These were largely sourced from Futuremorph and the Royal Academy of Engineering’s ‘Engineering Engagement Programme’. The activities featured a case study of a STEM practitioner, then an activity which that practitioner might feasibly do as part of their work. Jobs featured included glass artist; prosthesis design using smart materials; ecologist; science journalist; and timber framer. In our final session we focussed on raising the profile of women working in STEM through use of a range of role-model case studies (resources from WISE).

Selected lessons/case studies:   

Offsite visits: Pupils visited the Big Bang Fair, Centre of the Cell and a construction project. 

Visitors: We held a speed networking event with 8 STEM practitioners running mini-activities for students. Several STEM ambassadors and our Researcher in Residence led sessions, and STEM friends of staff members supported activities. We had a number of undergraduate physics and other science students supporting classes and talking to students about their experience of degree-level study. We also highlighted the role of our science department technicians and some students visited the prep room. The key message is to use as many people in as diverse range of roles as possible. 

Timing: All lessons are 100 minutes. Visits off-site sometimes required longer, although the construction visit and Centre of the Cell were accessible within 100 minutes.

Resources

Students were provided with a structured booklet (‘People Doing STEM’) to record and reflect on their learning. 

Flipchart files for use with lessons:

Please also see links above for information about materials used in lessons. 

External links:

Learning and Other Outcomes 

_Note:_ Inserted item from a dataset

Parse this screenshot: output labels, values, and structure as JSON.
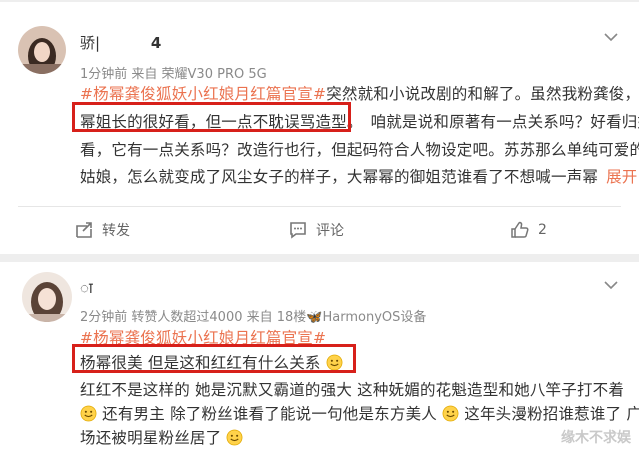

Students were interviewed in several focus groups which uncovered a wealth of information and learning. Some key themes were: 

1. Appreciation of the variety of careers available

2. More realistic understanding of the educational and other attributes necessary for particular career paths.

3. Increased awareness of personal interests.

4. Challenge to some stereotyped ideas of what scientists are like, particularly through looking at women in STEM.

5. Appreciation of active styles of learning. Students did not particularly enjoy keeping their record books and some said they would prefer to make films or discus their learning.

6. Willingness to learn independently and to support the learning of subsequent cohorts.

Curriculum Links 

All the activities can be shown to link to the curriculum. It can be interesting to ask students to make these links themselves.

Related documents

Zip Folder - ASPIRES Case Study 5: STEM Weeks (Year 9)

2.84Mb

All the associated lesson plans, worksheets, pdfs, powerpoints (ppts) and links for this case study resource. This is a free ASE download.